Odds & Ends: Al Pacino Circling B’way Return as Tennessee Williams & More

first_img View Comments Here’s a quick roundup of stories you may have missed today and over the summer weekend. Al Pacino Circling Broadway Return as Tennessee WilliamsGood to hear that after a slightly rocky experience on Broadway with China Doll last season, Al Pacino is looking to come back to the Main Stem this fall or early next year. The acting legend is rumored to be starring as Tennessee Williams opposite Tony winner Judith Light in Dotson Rader’s new play When God Looked Away. Directed by Robert Allan Ackerman, the project is based on Rader’s 1985 biography of Williams. According to Showbiz 411, a workshop is slated to take place in L.A. this week. We will keep you posted!Hillary Clinton’s Hamilton TakeoverThe (presumably new!) company of Hamilton is set to perform a special matinee on July 12, which will raise funds for Hillary Clinton’s presidential campaign. The Hillary Victory Fund purchased all 1321 seats for the performance and is expected to raise $3.5 million; although ticket prices are obviously steep (going up to $100,000!), if you donate at least $1 to Clinton’s campaign, you can be entered into a lottery for the chance to attend with a friend. As you all know by now, Lin-Manuel Miranda’s Tony-winning tuner is running at the Richard Rodgers Theatre.Jimmy Buffett Musical NamedThings are progressing with the new Jimmy Buffett musical—the show now has a title, Escape to Margaritaville.

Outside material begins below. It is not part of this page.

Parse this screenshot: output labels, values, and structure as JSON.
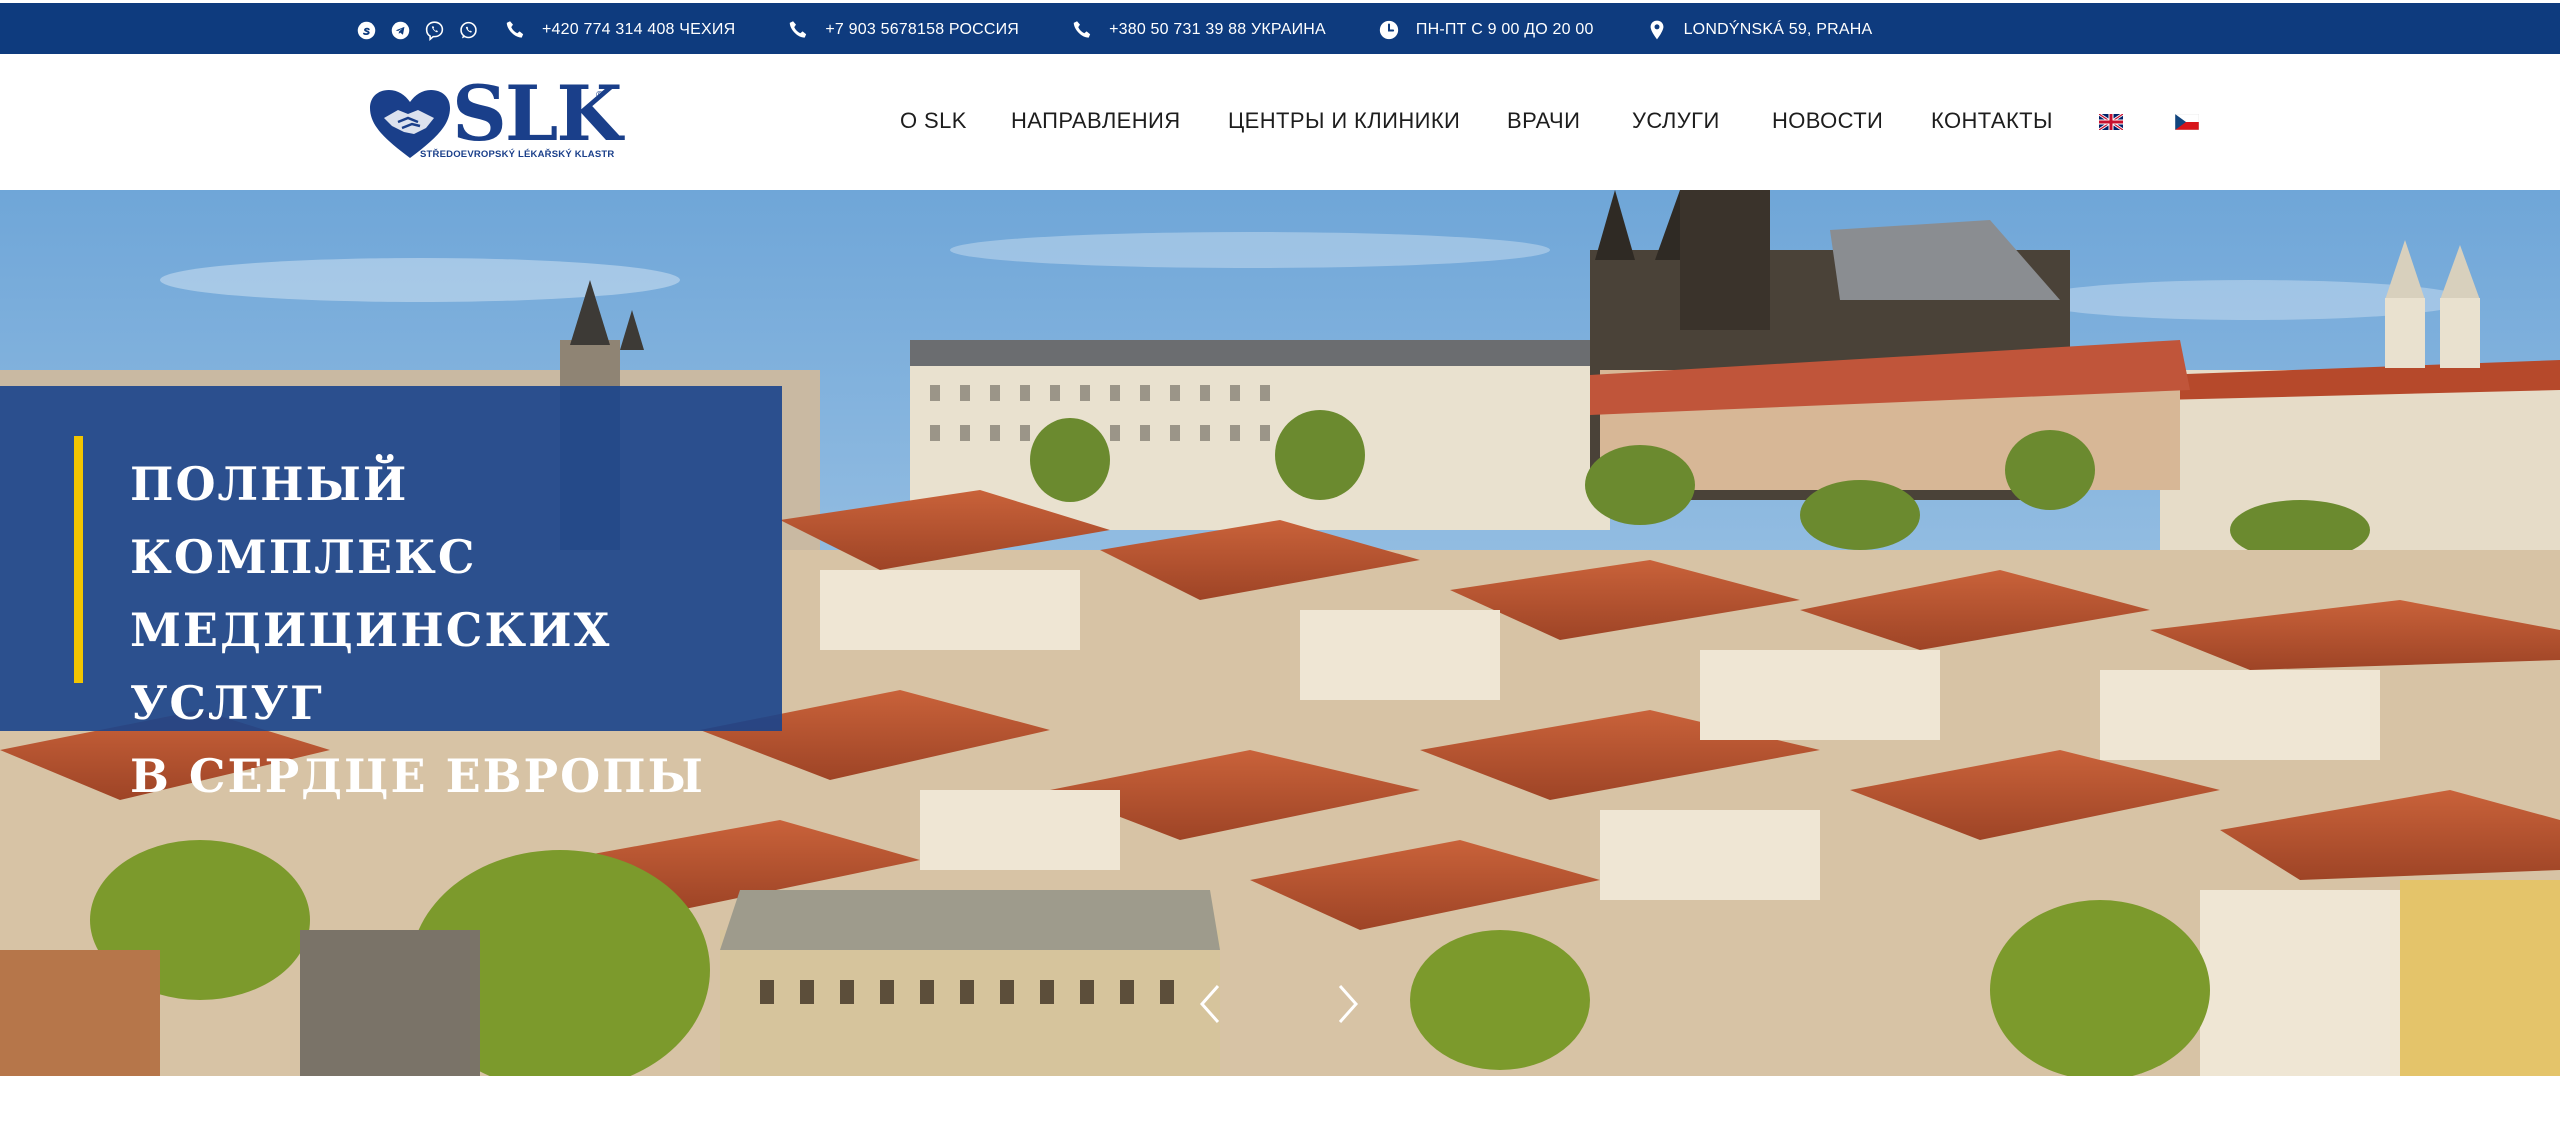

As previously announced, the production will have its world premiere at the La Jolla Playhouse in La Jolla, California, playing a limited engagement May 16, 2017 through June 25. Directed by Christopher Ashley, the tuner will feature an original story by co-book writers Greg Garcia and Mike O’Malley and include both original songs and your most-loved Jimmy Buffett classics.Watch Squigs on StageAre you a fan of Squigs’ Broadway Inks? Now you can catch the multi-talented Justin Robertson (his real name) in person! He is set to take on the role of Marcellus Washburn in The Music Man in Cape Cod. Directed by James Brennan, with book, music and lyrics by Meredith Willson, it is the largest production ever to play at the Cape Playhouse, with more than 30 performers, and is scheduled to play July 5 through July 23. The company will also include James Clow as Harold Hill, with Kaitlyn Davidson as Marian Paroo; Ann Arvia as Mrs. Paroo, Barbara Tirrell as Eulalie Shinn and Brad Bellamy as Mayor Shinn.P.S. Check out below as former RuPaul’s Drag Race contestants (and future All Stars season divas) perform “I Am What I Am” for Harvey Fierstein at Logo’s Trailblazer Honors below. Al Pacino(Photo: Cindy Ord/Getty Images)last_img read more

Dorothy Amelia Gorman

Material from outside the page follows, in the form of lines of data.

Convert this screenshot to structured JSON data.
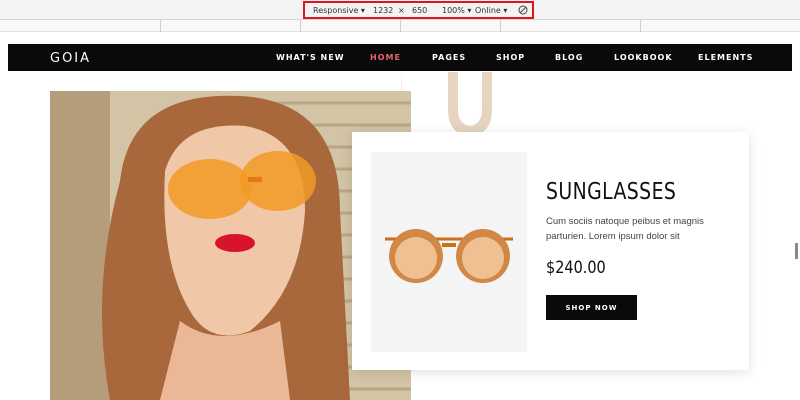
{
  "devtools": {
    "device": "Responsive",
    "width": "1232",
    "separator": "×",
    "height": "650",
    "zoom": "100%",
    "network": "Online"
  },
  "site": {
    "logo": "GOIA",
    "nav": [
      {
        "label": "WHAT'S NEW",
        "active": false
      },
      {
        "label": "HOME",
        "active": true
      },
      {
        "label": "PAGES",
        "active": false
      },
      {
        "label": "SHOP",
        "active": false
      },
      {
        "label": "BLOG",
        "active": false
      },
      {
        "label": "LOOKBOOK",
        "active": false
      },
      {
        "label": "ELEMENTS",
        "active": false
      }
    ],
    "accent_color": "#e8636b",
    "decor_color": "#e6d3c0"
  },
  "product": {
    "title": "SUNGLASSES",
    "description": "Cum sociis natoque peibus et magnis parturien. Lorem ipsum dolor sit",
    "price": "$240.00",
    "button": "SHOP NOW"
  }
}
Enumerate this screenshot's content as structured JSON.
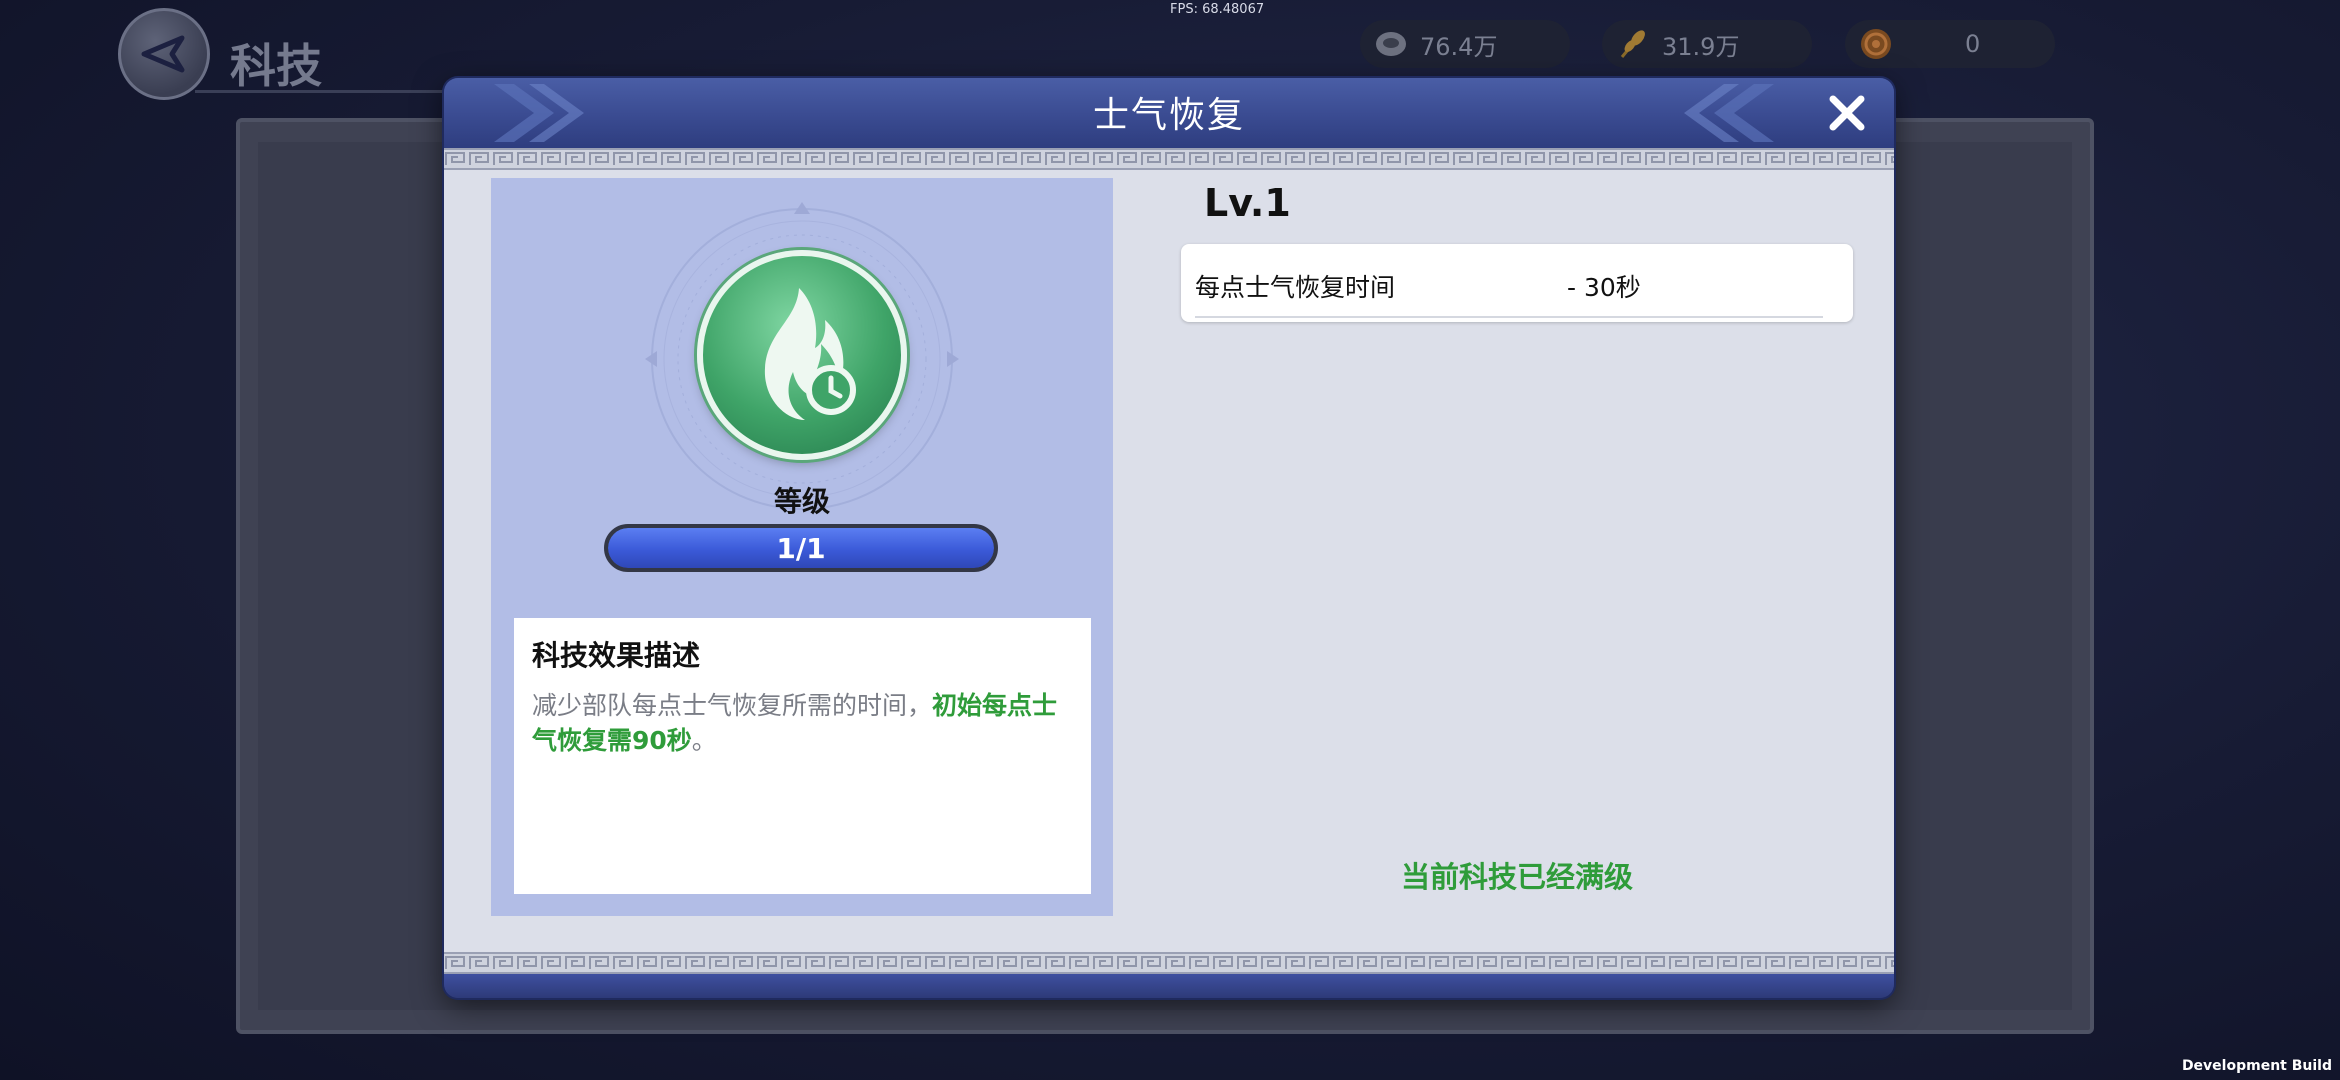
{
  "hud": {
    "fps": "FPS: 68.48067",
    "page_title": "科技",
    "resources": [
      {
        "icon": "coin-icon",
        "value": "76.4万"
      },
      {
        "icon": "grain-icon",
        "value": "31.9万"
      },
      {
        "icon": "gold-medal-icon",
        "value": "0"
      }
    ],
    "dev_build": "Development Build"
  },
  "modal": {
    "title": "士气恢复",
    "left": {
      "icon": "morale-flame-clock-icon",
      "level_label": "等级",
      "level_text": "1/1",
      "level_progress": 1.0,
      "desc_title": "科技效果描述",
      "desc_main": "减少部队每点士气恢复所需的时间，",
      "desc_highlight": "初始每点士气恢复需90秒",
      "desc_end": "。"
    },
    "right": {
      "lv": "Lv.1",
      "stat_label": "每点士气恢复时间",
      "stat_value": "- 30秒",
      "max_text": "当前科技已经满级"
    }
  },
  "colors": {
    "modal_frame": "#2d3a78",
    "header": "#3a4b91",
    "left_panel": "#b2bde6",
    "level_fill": "#3b5ad8",
    "green_text": "#2f9c3a",
    "emblem": "#3fa468"
  }
}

first_imgDorothy A (nee Volz) Gorman, 102, passed away February 10, 2019. Born April, 10 1916 in Sunman Indiana, she was the daughter of Stella (Ross) Volz and Edward H Volz.In addition to her Husband Edward J Gorman, who preceded her in death in November, 1989, Dorothy was also preceded in death by her daughter Nancy Gorman Vandeusen on May 10, 2018.Dorothy is survived by her brother, Robert (Bobby) Volz, living in Milan, Indiana; by daughter Mary Gorman Gavin of N. Myrtle Beach, South Carolina; five grandchildren and seven great grandchildren.Her ashes will be brought to St Pius Cemetery at a future date this Summer.Online condolences can be made to the family at boomerbaby51@yahoo.comlast_img read more